Mendelson said C&W, a 101-year-old brokerage house, changed significantly after private equity giant TPG, which controlled DTZ, acquired it. Internal shakeups can reveal job satisfaction is not always about just dollars and cents.

“It’s all about being happy where you work … We weren’t happy there anymore,” Mendelson said. “A lot of things that we took for granted that we need for business were no longer available to us.”

Toronto-based Colliers is on a mission to ramp up its East Coast presence, recently luring former SL Green Realty Vice President David Amsterdam to be its new president of investments, leasing and the Eastern region. Another SL Green alum, Cryder Bancroft, is starting as managing director there this week. Green and Mendelson were hired with the view of setting up the retail arm.

Mendelson said their move had very little impact on them personally, because they have worked with the same clients for decades. Still, they gave C&W the chance to give them an offer to stay. The offer the firm made was “embarrassing,” Mendelson said.

“They understood,” about the duo leaving the firm, he said. “They wished us good luck.”

Retail brokers Brad Mendelson and David Green

While the clients may stay the same, the surroundings are different, and sometimes that takes some getting used to.

“It was fricking bizarre,” retail broker Robin Abrams said of her first few days at Eastern Consolidated.

Abrams joined brokerage Lansco Corp. in 1979. When she jumped to Eastern last May, three of Lansco's five vice chairs had already stepped down. Agents have since left en masse, including a number of its top producers.

“It was very difficult,” she said of the decision to move. “I had to think of what my next step was going to be … [but] some of my best friends were Lansco people, we helped raise each other's kids, signed each others marriage certificates.”

She likened the move to an “amicable divorce” — friendly, but with lots of logistics to iron out.

“Both parties, to their credit, made it easy, which is not always the case,” she said. “I've heard stories of people who’ve been locked out of their office and their boxes are on the floor.”

Ripple Effects

Influential moves can make waves across the industry. The impact of Doug Harmon and Adam Spies’ jump from Eastdil Secured to C&W in 2016, for example, is said to still be playing out in the investment sales sector.

“It does tend to be cyclical to the market,” said Savills Studley Vice Chair Woody Heller, pointing to the major talent shuffles in New York City in late 2016.

Before Nelson made the call to leave C&W, he said he spent a year speaking to a business coach. His decision to leave in late January came soon after he had finished his required three years that was part of the Massey Knakal acquisition.

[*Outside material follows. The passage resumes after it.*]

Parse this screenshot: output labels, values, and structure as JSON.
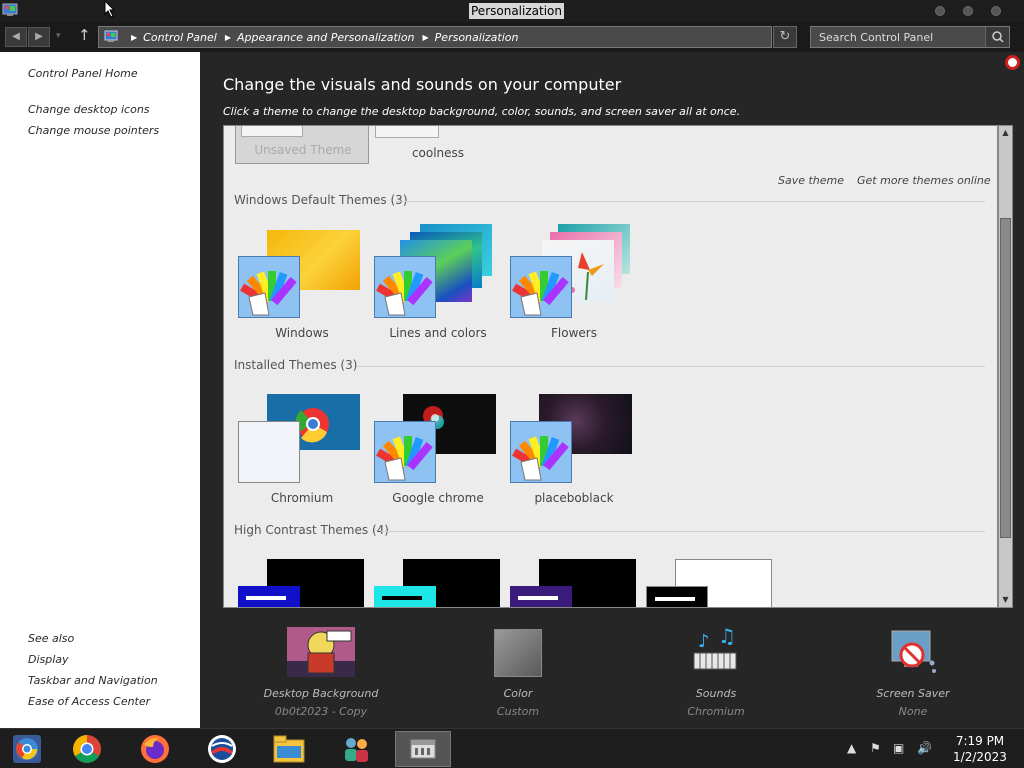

Paul Massey has reportedly followed suit, giving his notice to leave C&W last week.

“As I was coming towards nearing the end of my contract, there were discussions out there. It’s a sensitive time,” Nelson said. “The nature of how these things work, the confidentiality means I didn’t have the ability to let [friends and colleagues] know before I did it.”

Toronto-based Avison Young has been in the Tri-State area for just five years, and is far less established in New York City. That, in part, was the attraction for Nelson. He brought on James Kinsey, who was the principal of his own firm, Kinsey Capital, and they have worked to build out the team with new hires.

NKF's Dustin Stolly

It was a similar story for Dustin Stolly, who left JLL last year after a decade at the firm to become the vice chairman and co-head of capital markets debt and structured finance at NKF.

He said he was drawn to the idea of taking on a new level of responsibility. The firm has since hired Cantor Commercial Real Estate founder and CEO Anthony Orso to lead its capital markets group.

“I started my career as an investment banker and I was one of the first round of layoffs in 2007,” he said. “I thought my world had ended, but you have to embrace change.”

At JLL, Stolly was part of the team that worked on the $850M loan for Harry Macklowe’s One Wall Street and his client roster includes Vornado and Novel Property Ventures.

Since going to Newmark, the firm has gone public and he has hired 15 people.

“The opportunity arose and I jumped at it,” he said. “It’s business.”